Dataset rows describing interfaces

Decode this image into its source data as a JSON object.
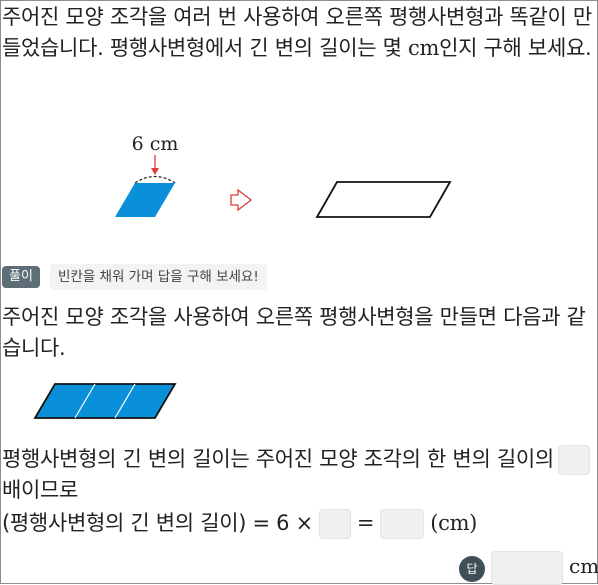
{
  "question": {
    "text1": "주어진 모양 조각을 여러 번 사용하여 오른쪽 평행사변형과 똑같이 만들었습니다. 평행사변형에서 긴 변의 길이는 몇 ",
    "unit": "cm",
    "text2": "인지 구해 보세요."
  },
  "figure1": {
    "measure_label": "6 cm"
  },
  "solution": {
    "badge": "풀이",
    "hint": "빈칸을 채워 가며 답을 구해 보세요!",
    "intro": "주어진 모양 조각을 사용하여 오른쪽 평행사변형을 만들면 다음과 같습니다.",
    "line1_a": "평행사변형의 긴 변의 길이는 주어진 모양 조각의 한 변의 길이의",
    "line1_b": "배이므로",
    "eq_left": "(평행사변형의 긴 변의 길이) = 6 ×",
    "eq_equals": "=",
    "eq_unit": "(cm)"
  },
  "answer": {
    "badge": "답",
    "unit": "cm"
  },
  "colors": {
    "fill_blue": "#0a90d8",
    "arrow_red": "#e03c3c",
    "badge_gray": "#5d6e76"
  }
}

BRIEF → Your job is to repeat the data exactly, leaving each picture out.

EXPECTED ANSWER →
Decode this image into its source data as a JSON object.
{
  "question": {
    "text1": "주어진 모양 조각을 여러 번 사용하여 오른쪽 평행사변형과 똑같이 만들었습니다. 평행사변형에서 긴 변의 길이는 몇 ",
    "unit": "cm",
    "text2": "인지 구해 보세요."
  },
  "figure1": {
    "measure_label": "6 cm"
  },
  "solution": {
    "badge": "풀이",
    "hint": "빈칸을 채워 가며 답을 구해 보세요!",
    "intro": "주어진 모양 조각을 사용하여 오른쪽 평행사변형을 만들면 다음과 같습니다.",
    "line1_a": "평행사변형의 긴 변의 길이는 주어진 모양 조각의 한 변의 길이의",
    "line1_b": "배이므로",
    "eq_left": "(평행사변형의 긴 변의 길이) = 6 ×",
    "eq_equals": "=",
    "eq_unit": "(cm)"
  },
  "answer": {
    "badge": "답",
    "unit": "cm"
  },
  "colors": {
    "fill_blue": "#0a90d8",
    "arrow_red": "#e03c3c",
    "badge_gray": "#5d6e76"
  }
}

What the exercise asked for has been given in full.